**Required work:**
Please copy each line of the listing below in which the word "Prinzip" appears.

Given data: Begin

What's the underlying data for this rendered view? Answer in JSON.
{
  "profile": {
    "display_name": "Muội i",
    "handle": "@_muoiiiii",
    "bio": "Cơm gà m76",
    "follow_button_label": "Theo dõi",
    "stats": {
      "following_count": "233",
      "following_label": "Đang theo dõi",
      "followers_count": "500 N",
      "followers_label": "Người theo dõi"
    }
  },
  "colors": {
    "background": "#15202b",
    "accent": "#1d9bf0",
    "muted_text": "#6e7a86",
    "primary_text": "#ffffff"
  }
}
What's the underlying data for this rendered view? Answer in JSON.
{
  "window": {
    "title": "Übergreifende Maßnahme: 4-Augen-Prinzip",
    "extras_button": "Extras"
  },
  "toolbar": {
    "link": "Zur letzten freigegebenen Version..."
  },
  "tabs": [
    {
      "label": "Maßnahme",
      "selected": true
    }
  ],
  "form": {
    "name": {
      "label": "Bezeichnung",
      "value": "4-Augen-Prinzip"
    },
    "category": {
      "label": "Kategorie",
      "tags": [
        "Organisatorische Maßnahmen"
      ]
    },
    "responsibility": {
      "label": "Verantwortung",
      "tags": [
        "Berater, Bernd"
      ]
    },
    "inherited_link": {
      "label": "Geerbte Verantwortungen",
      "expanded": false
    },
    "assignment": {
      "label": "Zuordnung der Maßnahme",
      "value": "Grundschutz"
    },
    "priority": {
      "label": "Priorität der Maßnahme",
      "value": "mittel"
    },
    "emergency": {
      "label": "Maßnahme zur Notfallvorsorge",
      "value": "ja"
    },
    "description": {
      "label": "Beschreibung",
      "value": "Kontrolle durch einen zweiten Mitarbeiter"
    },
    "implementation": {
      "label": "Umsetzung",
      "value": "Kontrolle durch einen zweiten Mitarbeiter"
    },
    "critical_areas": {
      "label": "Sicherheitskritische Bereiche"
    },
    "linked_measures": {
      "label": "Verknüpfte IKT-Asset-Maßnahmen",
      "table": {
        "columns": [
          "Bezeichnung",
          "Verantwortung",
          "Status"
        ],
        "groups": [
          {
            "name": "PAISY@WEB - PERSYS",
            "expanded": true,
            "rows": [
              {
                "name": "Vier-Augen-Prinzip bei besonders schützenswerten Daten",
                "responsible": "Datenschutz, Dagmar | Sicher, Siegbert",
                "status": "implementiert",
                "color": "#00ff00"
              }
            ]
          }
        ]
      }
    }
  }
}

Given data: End

**Reply to the exercise:**
    "title": "Übergreifende Maßnahme: 4-Augen-Prinzip",
      "value": "4-Augen-Prinzip"
                "name": "Vier-Augen-Prinzip bei besonders schützenswerten Daten",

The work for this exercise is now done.